>> can i pay tribute to the two men who organized the march, especially randolf, a man of immense dignity, who believed in peaceful, direct options. you go after your opponents relently. superior emotional discipline and self-control and force them, the racists in that count, to display their own evil and transfer the whole debate that way by a superior dignity. that was part of what the march did, took a strategy deeply thought through and expressed to the nation and showed how you made social change .

>> sheryl wudunn , you won a pulitzer prize covering china, particularly the demonstrations in tiananmen square . the resonance that you saw covering tiananmen square of that 1963 march.

>> oh, absolutely. look, absolutely, martin luther king 's speech was the greatest speech of the 20th century so it had to have an effect around the world. the underlying need for better jobs, better -- you know, life and also freedom was very strong. a chinese student leader actually invoked martin luther king has his role model during the tiananmen square movement. but most kids, they would say something like, one student told me, democracy, yes, i don't know much about it but i know we need more of it.

>> it's interest, reverend, the tension at the time, and again it plays out in this special rebroadcast on nbc when you saw dr. king with roy wilkins . to david's point, you saw dr. king so poised and unflappable facing questions of potential violence in washington. but there was tension about the value of that kind of demonstration, mass demonstration in the street, and how it made african-americans look and appear to a largely white america .

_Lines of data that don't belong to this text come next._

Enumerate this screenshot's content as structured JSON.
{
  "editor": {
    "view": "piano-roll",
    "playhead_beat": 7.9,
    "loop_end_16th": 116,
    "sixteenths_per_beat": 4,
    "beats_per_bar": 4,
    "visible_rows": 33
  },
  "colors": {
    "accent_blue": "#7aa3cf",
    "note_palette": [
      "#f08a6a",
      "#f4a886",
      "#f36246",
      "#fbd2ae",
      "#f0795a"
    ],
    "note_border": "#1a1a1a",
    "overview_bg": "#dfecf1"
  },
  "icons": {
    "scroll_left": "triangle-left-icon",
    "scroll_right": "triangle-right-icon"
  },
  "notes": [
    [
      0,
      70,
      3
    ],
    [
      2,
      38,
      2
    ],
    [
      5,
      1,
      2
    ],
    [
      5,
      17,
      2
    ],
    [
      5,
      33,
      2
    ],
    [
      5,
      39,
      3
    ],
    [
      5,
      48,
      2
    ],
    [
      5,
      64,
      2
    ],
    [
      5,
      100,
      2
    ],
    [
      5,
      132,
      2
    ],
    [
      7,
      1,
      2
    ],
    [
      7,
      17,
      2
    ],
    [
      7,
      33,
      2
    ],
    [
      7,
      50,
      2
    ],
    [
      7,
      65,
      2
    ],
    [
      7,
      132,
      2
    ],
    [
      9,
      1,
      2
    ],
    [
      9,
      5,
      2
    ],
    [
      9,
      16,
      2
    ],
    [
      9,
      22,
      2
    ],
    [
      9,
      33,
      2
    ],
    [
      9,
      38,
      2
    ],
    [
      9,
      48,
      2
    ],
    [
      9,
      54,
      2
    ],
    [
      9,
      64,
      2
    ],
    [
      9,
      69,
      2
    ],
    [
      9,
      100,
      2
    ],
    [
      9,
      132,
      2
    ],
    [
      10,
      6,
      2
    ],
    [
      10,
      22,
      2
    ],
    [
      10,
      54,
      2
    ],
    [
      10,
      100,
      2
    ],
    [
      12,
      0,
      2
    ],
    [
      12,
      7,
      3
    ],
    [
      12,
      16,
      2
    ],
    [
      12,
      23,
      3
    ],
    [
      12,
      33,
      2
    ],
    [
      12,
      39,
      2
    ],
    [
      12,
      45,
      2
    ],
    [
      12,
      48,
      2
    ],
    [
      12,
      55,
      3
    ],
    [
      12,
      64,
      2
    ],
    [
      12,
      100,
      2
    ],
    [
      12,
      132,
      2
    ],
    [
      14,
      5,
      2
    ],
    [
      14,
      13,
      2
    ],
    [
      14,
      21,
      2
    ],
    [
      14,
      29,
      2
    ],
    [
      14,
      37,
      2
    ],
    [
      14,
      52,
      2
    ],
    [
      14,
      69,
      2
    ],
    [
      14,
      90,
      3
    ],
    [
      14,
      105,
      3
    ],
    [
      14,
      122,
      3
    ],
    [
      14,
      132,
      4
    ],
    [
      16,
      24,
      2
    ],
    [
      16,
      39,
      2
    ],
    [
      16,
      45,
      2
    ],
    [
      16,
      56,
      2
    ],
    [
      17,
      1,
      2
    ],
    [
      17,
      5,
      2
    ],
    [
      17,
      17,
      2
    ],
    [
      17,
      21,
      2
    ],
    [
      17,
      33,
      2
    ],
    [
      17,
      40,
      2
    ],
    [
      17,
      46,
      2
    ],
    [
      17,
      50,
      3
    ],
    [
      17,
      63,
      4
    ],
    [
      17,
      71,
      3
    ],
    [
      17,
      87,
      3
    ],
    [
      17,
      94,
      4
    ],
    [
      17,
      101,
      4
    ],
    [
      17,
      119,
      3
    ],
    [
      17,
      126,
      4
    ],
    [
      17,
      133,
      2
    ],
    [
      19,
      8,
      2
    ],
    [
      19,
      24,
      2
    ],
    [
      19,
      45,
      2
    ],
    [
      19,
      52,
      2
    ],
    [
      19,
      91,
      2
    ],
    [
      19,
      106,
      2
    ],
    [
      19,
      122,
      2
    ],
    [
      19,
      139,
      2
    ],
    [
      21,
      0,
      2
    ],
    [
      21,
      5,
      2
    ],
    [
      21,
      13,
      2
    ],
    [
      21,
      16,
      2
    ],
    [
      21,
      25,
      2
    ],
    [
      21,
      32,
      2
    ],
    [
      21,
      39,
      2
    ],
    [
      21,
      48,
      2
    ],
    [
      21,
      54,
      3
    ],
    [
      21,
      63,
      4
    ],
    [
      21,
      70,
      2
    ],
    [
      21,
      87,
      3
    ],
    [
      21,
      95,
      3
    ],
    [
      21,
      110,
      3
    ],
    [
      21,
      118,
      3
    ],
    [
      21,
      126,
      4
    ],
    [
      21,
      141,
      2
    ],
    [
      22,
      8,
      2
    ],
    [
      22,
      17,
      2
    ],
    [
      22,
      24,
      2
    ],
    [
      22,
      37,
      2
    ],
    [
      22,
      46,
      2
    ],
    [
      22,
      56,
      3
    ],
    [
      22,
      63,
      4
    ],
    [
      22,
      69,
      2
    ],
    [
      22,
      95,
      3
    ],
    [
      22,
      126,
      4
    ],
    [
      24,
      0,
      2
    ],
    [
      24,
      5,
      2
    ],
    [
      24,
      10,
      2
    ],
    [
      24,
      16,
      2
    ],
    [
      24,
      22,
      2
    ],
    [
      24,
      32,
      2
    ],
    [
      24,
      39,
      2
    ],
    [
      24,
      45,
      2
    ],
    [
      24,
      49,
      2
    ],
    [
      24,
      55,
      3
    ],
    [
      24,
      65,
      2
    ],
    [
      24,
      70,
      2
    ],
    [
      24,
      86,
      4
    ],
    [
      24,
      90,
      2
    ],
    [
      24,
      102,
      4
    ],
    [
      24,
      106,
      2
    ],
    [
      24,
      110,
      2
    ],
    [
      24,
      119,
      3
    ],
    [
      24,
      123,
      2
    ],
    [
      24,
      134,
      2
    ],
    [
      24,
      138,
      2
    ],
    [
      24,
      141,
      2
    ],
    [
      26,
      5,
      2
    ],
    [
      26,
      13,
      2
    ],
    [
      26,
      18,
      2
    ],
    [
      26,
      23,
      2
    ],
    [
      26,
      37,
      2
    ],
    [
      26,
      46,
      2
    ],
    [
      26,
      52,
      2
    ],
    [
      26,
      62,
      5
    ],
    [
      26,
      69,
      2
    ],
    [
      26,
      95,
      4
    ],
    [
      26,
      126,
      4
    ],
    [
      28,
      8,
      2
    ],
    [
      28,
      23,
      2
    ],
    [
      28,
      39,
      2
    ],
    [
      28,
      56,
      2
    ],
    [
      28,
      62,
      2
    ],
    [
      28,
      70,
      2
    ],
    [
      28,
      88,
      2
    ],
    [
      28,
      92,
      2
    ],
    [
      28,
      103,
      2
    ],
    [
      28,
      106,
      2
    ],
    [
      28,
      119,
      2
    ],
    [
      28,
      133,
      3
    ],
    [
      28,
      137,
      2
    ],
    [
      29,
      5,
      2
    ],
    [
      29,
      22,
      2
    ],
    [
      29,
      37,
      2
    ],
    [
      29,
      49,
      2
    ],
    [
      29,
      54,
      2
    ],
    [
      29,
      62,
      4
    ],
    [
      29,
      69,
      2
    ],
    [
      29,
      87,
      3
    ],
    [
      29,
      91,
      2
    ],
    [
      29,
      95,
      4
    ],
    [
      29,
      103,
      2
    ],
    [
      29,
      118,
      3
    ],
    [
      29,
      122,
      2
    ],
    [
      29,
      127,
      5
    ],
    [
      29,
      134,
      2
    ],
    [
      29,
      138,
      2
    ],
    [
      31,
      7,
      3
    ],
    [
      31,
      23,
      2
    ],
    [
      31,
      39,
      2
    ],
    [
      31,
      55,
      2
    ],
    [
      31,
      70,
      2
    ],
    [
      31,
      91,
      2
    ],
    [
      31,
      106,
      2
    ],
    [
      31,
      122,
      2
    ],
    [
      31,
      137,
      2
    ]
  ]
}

>> it's ironic that people don't understand mrs. king, who i've got to know well -- i was too young to know dr. king -- talked about how controversial he was during his lifetime and those tactics of randolph and rustin. people always said you're causing violence, stirring things up, and you're moving too fast, and i think that upon his death people gave him credit for things that he never heard in life. and in many ways we hear today some of the same kinds of attacks. certainly no one's on the scale that they were, but the same kinds of things, that why don't y'all do it another way, when these are the ways you dramatize the problem. marches are not set to solve a problem. they're set to show the problem and force someone to solve it.